Foreign Office Spokesperson Abdul Basit in his weekly press briefing here at Foreign Office Thursday also said country’s High Commission in London or any other consulate has not yet received visa application from Mansoor Ijaz, the main witness in the memo case. “We have not received visa application by Mansoor Ijaz either at the High Commission in London or any other consulate,” said Abdul Basit.
Ijaz is an important witness in the memo case and a commission constituted by the Supreme Court under the leadership of Balochistan High Court Chief Justice Qazi Faez Issa has been conducting enquiry into the case. During the last hearing by the panel, Ijaz’s lawyer Akram Shaikh told the commission that his client was not being issued visa for Pakistan. The commission directed the embassies in Switzerland and United Kingdom to issue multiple visa to Mansoor Ijaz upon the receipt of his passport and application without other conditions.

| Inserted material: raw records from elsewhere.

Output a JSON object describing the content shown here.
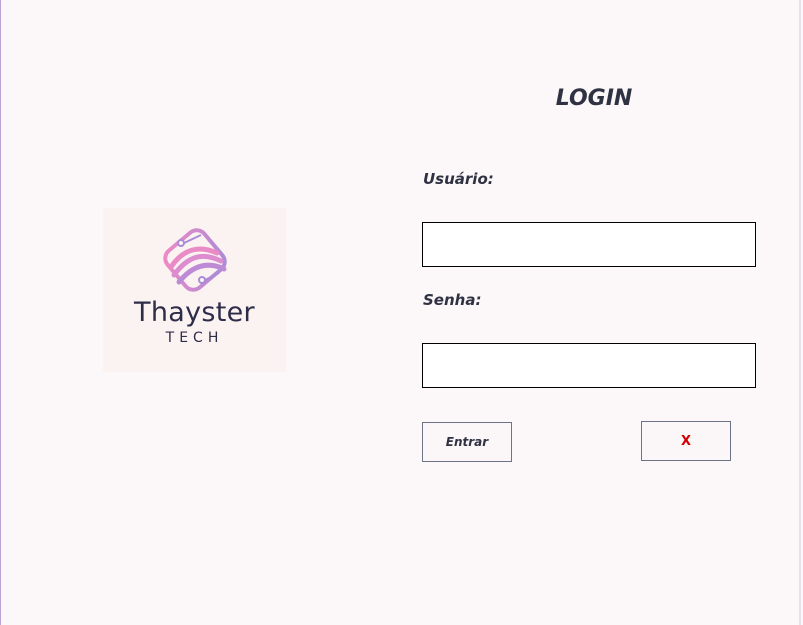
{
  "logo": {
    "name": "Thayster",
    "subtitle": "TECH"
  },
  "login": {
    "title": "LOGIN",
    "username_label": "Usuário:",
    "password_label": "Senha:",
    "username_value": "",
    "password_value": "",
    "enter_button": "Entrar",
    "close_button": "X"
  },
  "colors": {
    "background": "#fcf7f8",
    "text": "#2f3242",
    "close_accent": "#d40000",
    "logo_pink": "#e58acb",
    "logo_purple": "#a98bd7"
  }
}
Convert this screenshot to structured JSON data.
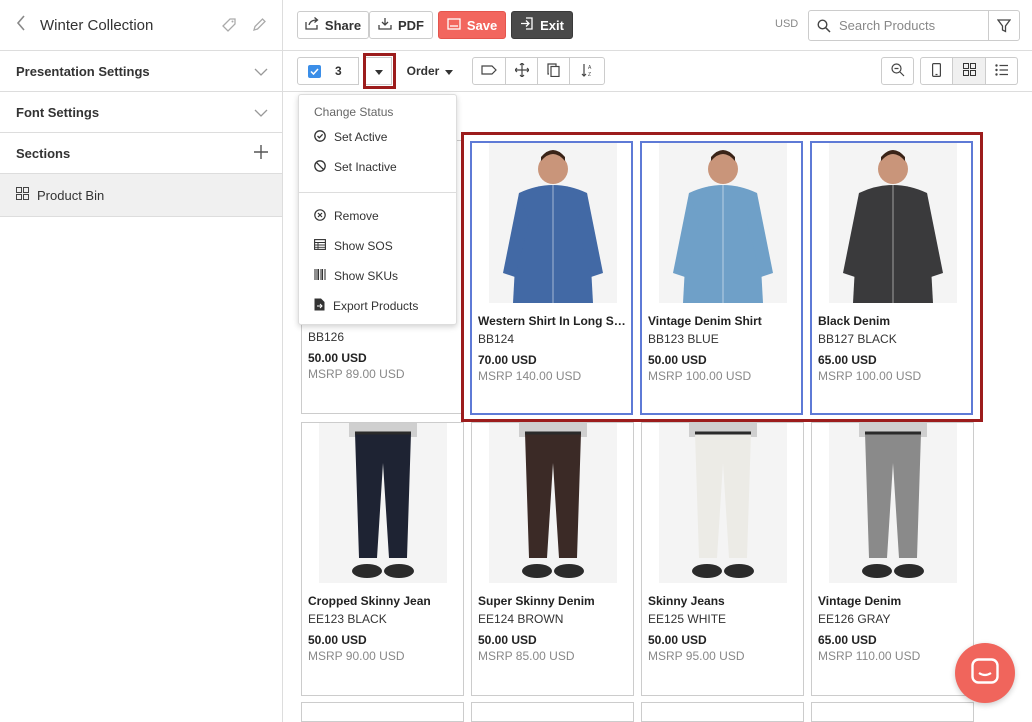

Responding to the queries of media persons, the spokesman said Islamabad’s position on drone attacks is clear and “we are of the view that winning the hearts and minds of the people is crucial” in the fight against violent extremism and he stressed avoiding collateral damage to win the hearts and minds of the people in the war against terrorism. Abdul Basit said at present the Parliamentary Committee on National Security is reviewing the contours of relations with the United States. He said Pakistan’s New Ambassador to Washington called on US Secretary of State Hillary Clinton and discussed the present state of relations.
About the MFN status to India, the spokesperson said a decision in principle has already been taken to enhance trade ties with New Delhi. At present the commerce ministry is engaged in the consultation process with all the stakeholders for improved trade ties with India. He said, “We are not back tracking on the matter and the whole process vis-a-vis granting of Most Favoured Nation status to India will be completed by October this year.”
Regarding the suggestion of Musharraf that the country should be open to the idea of establishing relations with Israel, the spokesperson outrightly rejected the idea, saying that such a move could not be considered as the country do not recognise the Jewish state. “We do not have any relationship with Israel because we do not recognise Israel. Nor is this under consideration,” Abdul Basit said.
Musharraf had further contended that such a move would help influence the “pro-India” stand usually adopted by Israel on key issues like the Kashmir. The issue of relations with the Jewish state is a sensitive subject in Muslim-majority Pakistan, which has viewed India’s growing relations with Israel with concern. To a question regarding the Pakistani prisoners languishing in Saudi jails, the spokesman said our missions there have made vigorous efforts for the release of Pakistani prisoners and pointed out that there are issues of domestic rules and regulations. Answering a question regarding the visit of a British delegation to Islamabad, Abdul Basit said both the countries want to enhance strategic dialogue for promotion of trade and economic ties.  In response to a query about a possible US and Israel attack on Iran, Basit said Pakistan had “always advised restraint and emphasised that issues surrounding Iran’s nuclear programme should be resolved peacefully and through dialogue”.